▸ **AIM OF THE TASK**
Filter the entries down to the lines containing "description", and copy those lines.

Dataset rows describing interfaces:
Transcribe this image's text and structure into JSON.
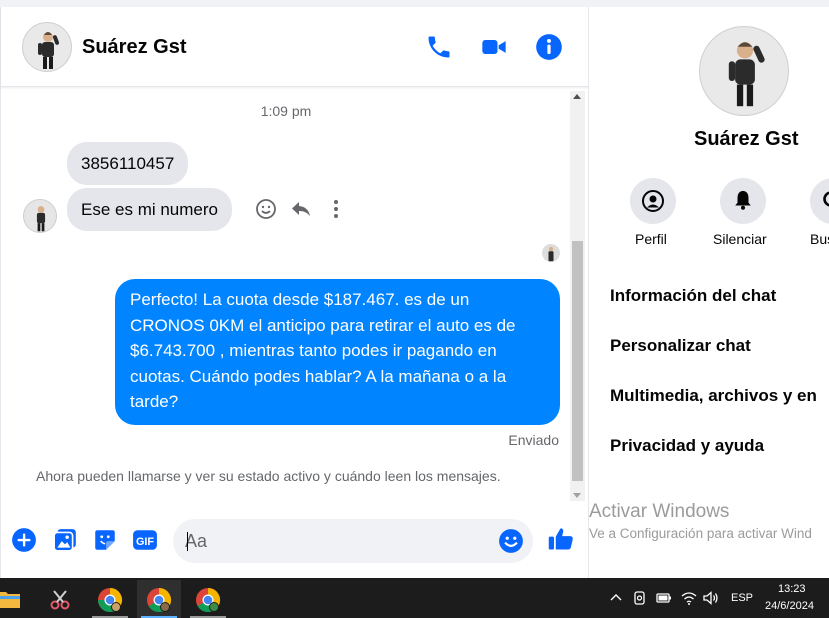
{
  "chat": {
    "contact_name": "Suárez Gst",
    "timestamp": "1:09 pm",
    "messages_in": [
      "3856110457",
      "Ese es mi numero"
    ],
    "message_out": "Perfecto! La cuota desde $187.467. es de un CRONOS 0KM el anticipo para retirar el auto es de $6.743.700 , mientras tanto podes ir pagando en cuotas. Cuándo podes hablar? A la mañana o a la tarde?",
    "sent_status": "Enviado",
    "notice": "Ahora pueden llamarse y ver su estado activo y cuándo leen los mensajes.",
    "input_placeholder": "Aa"
  },
  "info": {
    "name": "Suárez Gst",
    "actions": [
      "Perfil",
      "Silenciar",
      "Bus"
    ],
    "menu": [
      "Información del chat",
      "Personalizar chat",
      "Multimedia, archivos y en",
      "Privacidad y ayuda"
    ]
  },
  "watermark": {
    "title": "Activar Windows",
    "subtitle": "Ve a Configuración para activar Wind"
  },
  "taskbar": {
    "language": "ESP",
    "time": "13:23",
    "date": "24/6/2024"
  },
  "colors": {
    "accent": "#0084ff",
    "incoming_bubble": "#e4e6eb",
    "icon_blue": "#0866ff",
    "taskbar": "#1c1c1c"
  }
}
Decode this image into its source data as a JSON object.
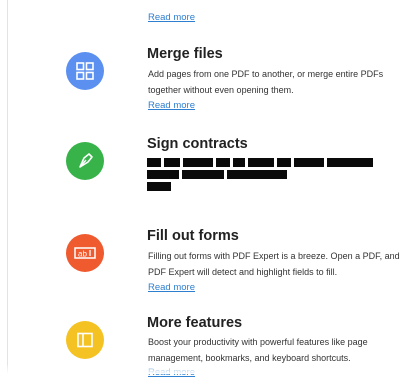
{
  "top_link": "Read more",
  "features": [
    {
      "title": "Merge files",
      "description": "Add pages from one PDF to another, or merge entire PDFs together without even opening them.",
      "link": "Read more",
      "icon": "grid-icon",
      "color": "#5b8ff0"
    },
    {
      "title": "Sign contracts",
      "description": "",
      "link": "",
      "icon": "pen-nib-icon",
      "color": "#37b34a",
      "redacted": true
    },
    {
      "title": "Fill out forms",
      "description": "Filling out forms with PDF Expert is a breeze. Open a PDF, and PDF Expert will detect and highlight fields to fill.",
      "link": "Read more",
      "icon": "form-field-icon",
      "color": "#ef5a2f"
    },
    {
      "title": "More features",
      "description": "Boost your productivity with powerful features like page management, bookmarks, and keyboard shortcuts.",
      "link": "Read more",
      "icon": "sidebar-panel-icon",
      "color": "#f5c223"
    }
  ]
}
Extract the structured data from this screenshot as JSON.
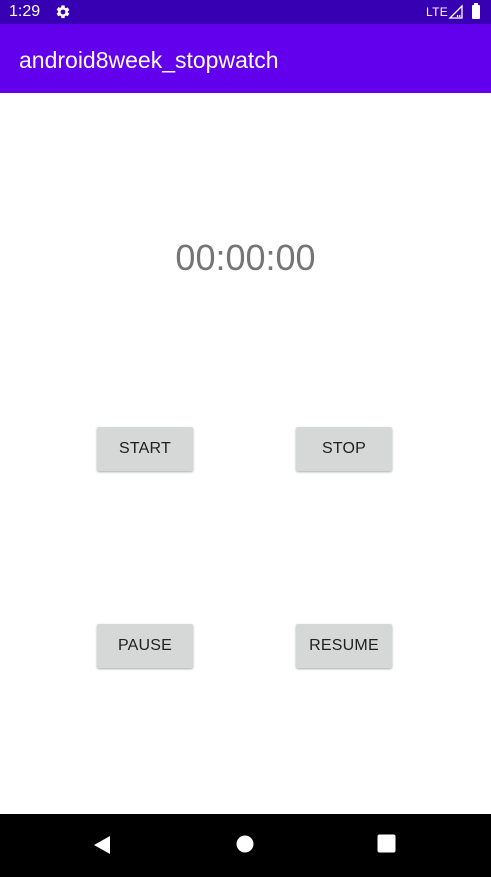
{
  "status_bar": {
    "time": "1:29",
    "network": "LTE",
    "icons": [
      "gear-icon",
      "signal-icon",
      "battery-icon"
    ]
  },
  "app_bar": {
    "title": "android8week_stopwatch"
  },
  "timer": {
    "display": "00:00:00"
  },
  "buttons": {
    "start": "START",
    "stop": "STOP",
    "pause": "PAUSE",
    "resume": "RESUME"
  },
  "nav_bar": {
    "icons": [
      "back-icon",
      "home-icon",
      "recents-icon"
    ]
  },
  "colors": {
    "status_bar": "#3700b3",
    "app_bar": "#6200ee",
    "button_bg": "#d6d7d7",
    "timer_text": "#757575",
    "nav_bar": "#000000"
  }
}
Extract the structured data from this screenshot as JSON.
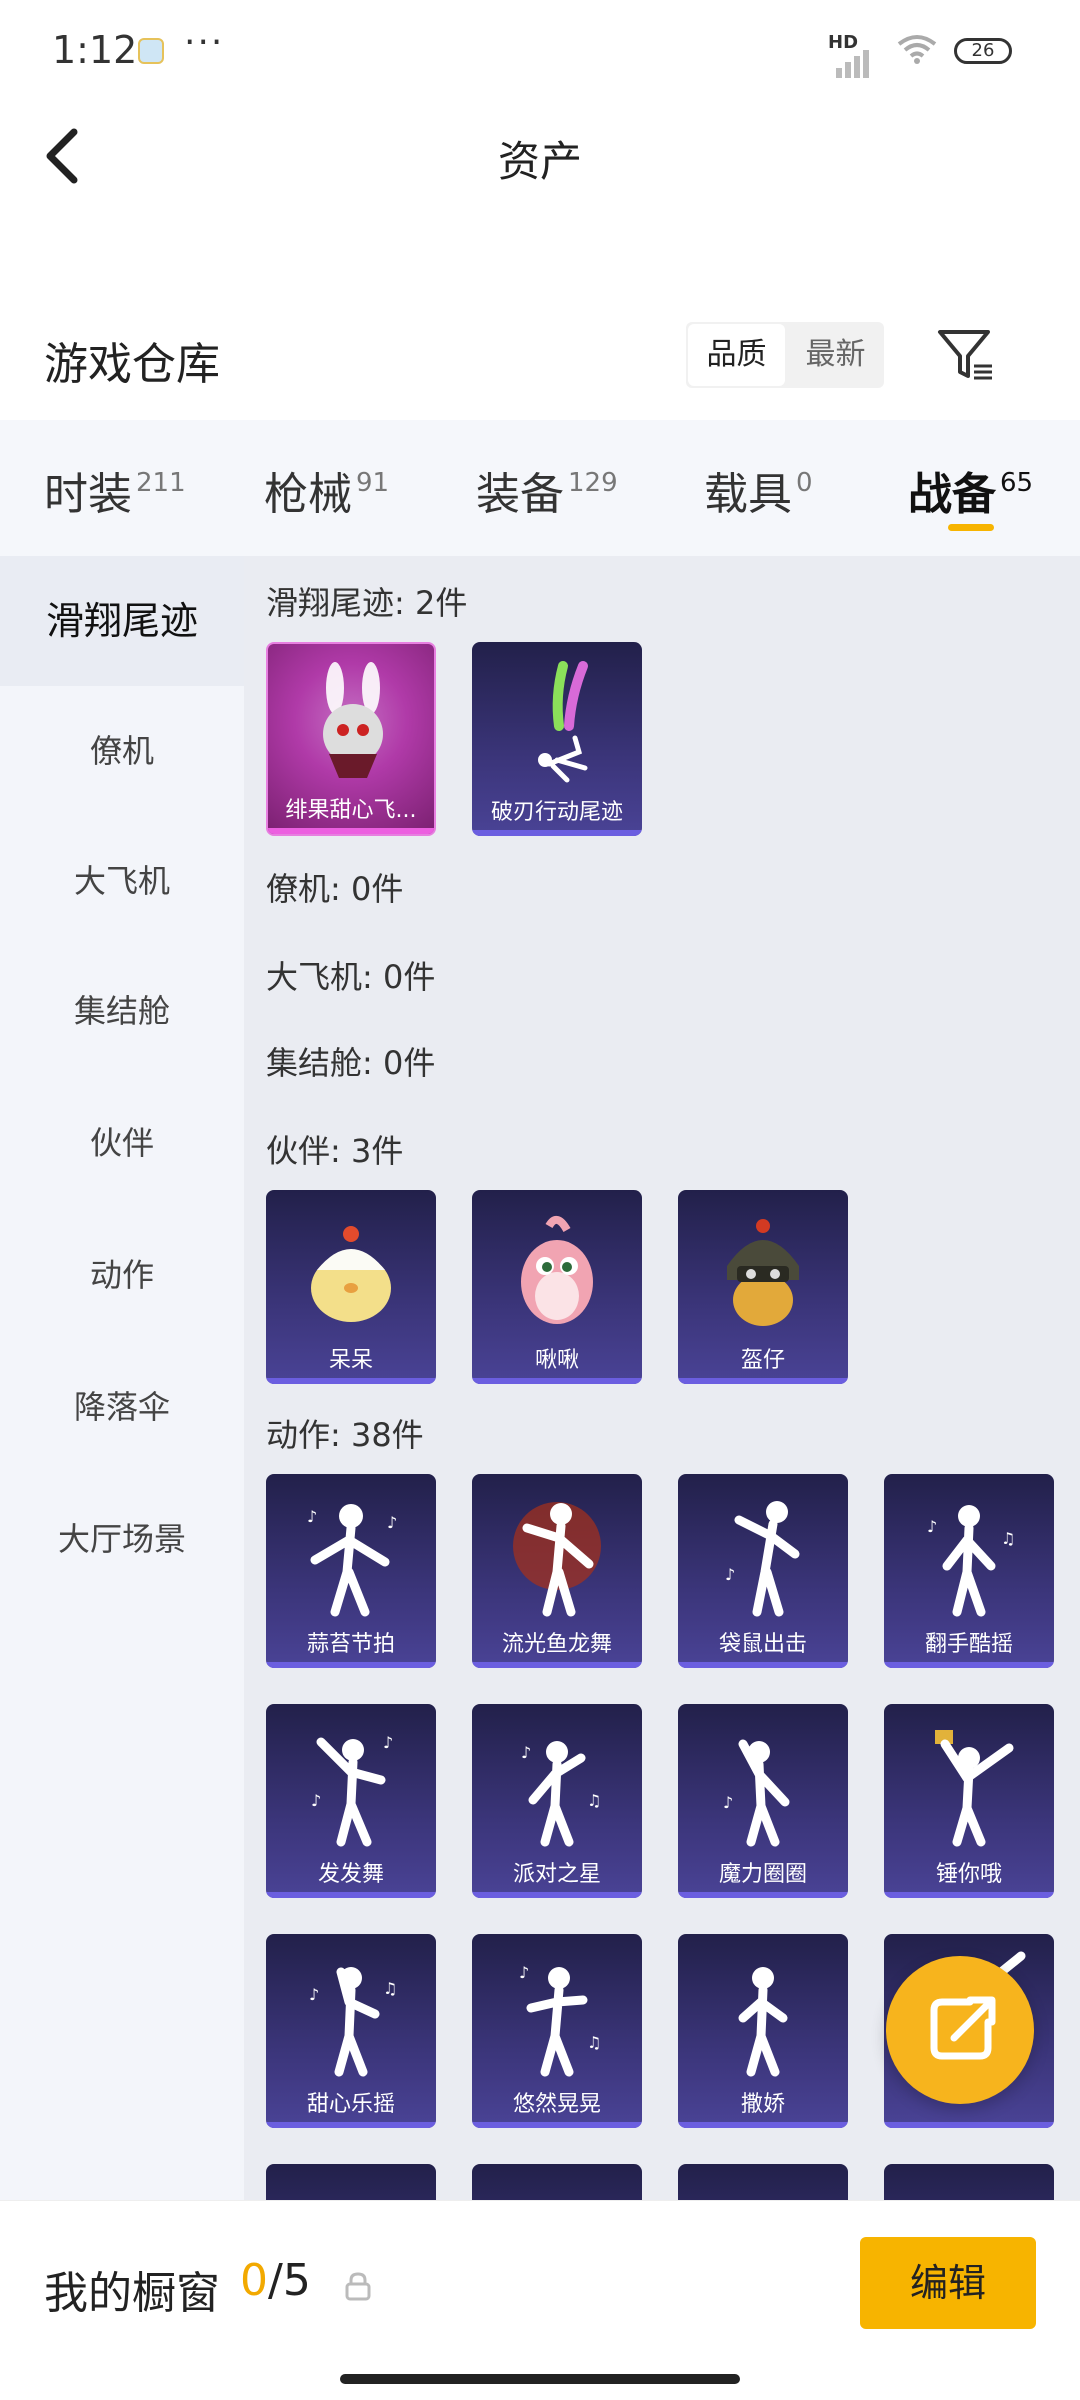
{
  "status_bar": {
    "time": "1:12",
    "more": "···",
    "hd": "HD",
    "battery": "26"
  },
  "header": {
    "title": "资产",
    "back_icon": "chevron-left-icon"
  },
  "warehouse": {
    "title": "游戏仓库",
    "sort_options": [
      "品质",
      "最新"
    ],
    "sort_selected": "品质",
    "filter_icon": "filter-icon"
  },
  "tabs": [
    {
      "label": "时装",
      "count": "211"
    },
    {
      "label": "枪械",
      "count": "91"
    },
    {
      "label": "装备",
      "count": "129"
    },
    {
      "label": "载具",
      "count": "0"
    },
    {
      "label": "战备",
      "count": "65",
      "active": true
    }
  ],
  "sidebar": [
    {
      "label": "滑翔尾迹",
      "active": true
    },
    {
      "label": "僚机"
    },
    {
      "label": "大飞机"
    },
    {
      "label": "集结舱"
    },
    {
      "label": "伙伴"
    },
    {
      "label": "动作"
    },
    {
      "label": "降落伞"
    },
    {
      "label": "大厅场景"
    }
  ],
  "groups": [
    {
      "title": "滑翔尾迹: 2件",
      "items": [
        "绯果甜心飞...",
        "破刃行动尾迹"
      ]
    },
    {
      "title": "僚机: 0件",
      "items": []
    },
    {
      "title": "大飞机: 0件",
      "items": []
    },
    {
      "title": "集结舱: 0件",
      "items": []
    },
    {
      "title": "伙伴: 3件",
      "items": [
        "呆呆",
        "啾啾",
        "盔仔"
      ]
    },
    {
      "title": "动作: 38件",
      "items": [
        "蒜苔节拍",
        "流光鱼龙舞",
        "袋鼠出击",
        "翻手酷摇",
        "发发舞",
        "派对之星",
        "魔力圈圈",
        "锤你哦",
        "甜心乐摇",
        "悠然晃晃",
        "撒娇",
        ""
      ]
    }
  ],
  "bottom": {
    "window_label": "我的橱窗",
    "window_current": "0",
    "window_total": "/5",
    "lock_icon": "lock-icon",
    "edit_label": "编辑"
  },
  "colors": {
    "accent": "#f7b400",
    "card_purple": "#3b357a",
    "card_pink": "#b03aa8"
  }
}
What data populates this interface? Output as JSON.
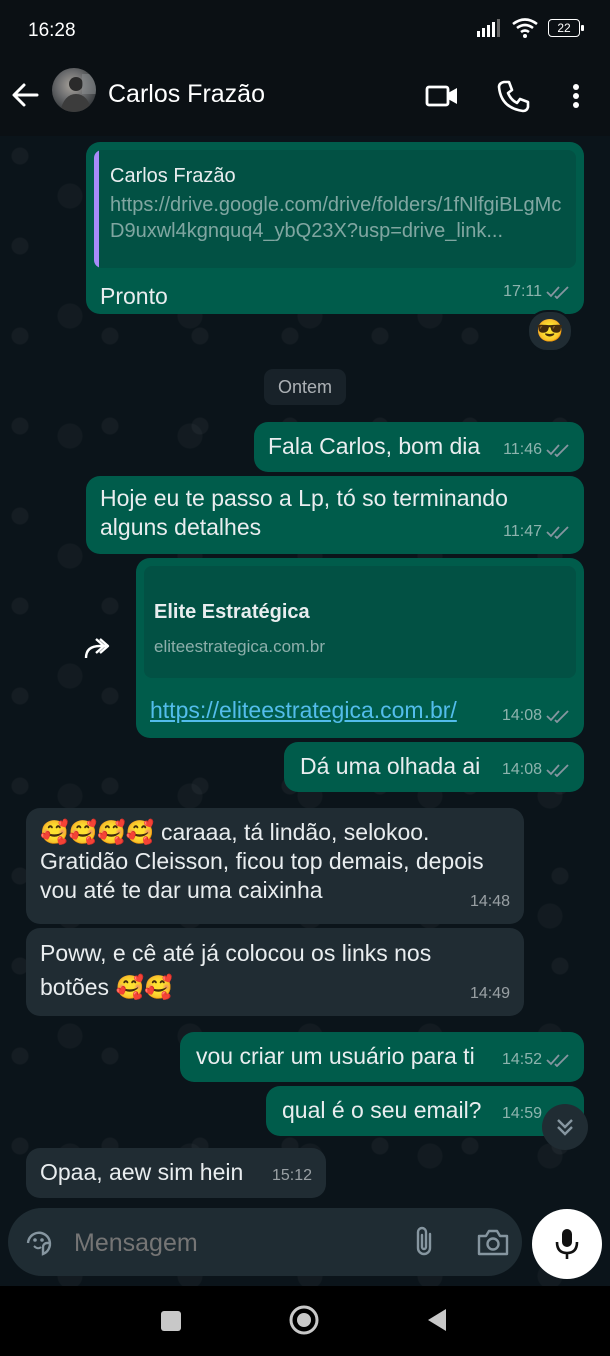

▸ **THE COMPLETED TASK**
      "description": "Add pages from one PDF to another, or merge entire PDFs together without even opening them.",
      "description": "",
      "description": "Filling out forms with PDF Expert is a breeze. Open a PDF, and PDF Expert will detect and highlight fields to fill.",
      "description": "Boost your productivity with powerful features like page management, bookmarks, and keyboard shortcuts.",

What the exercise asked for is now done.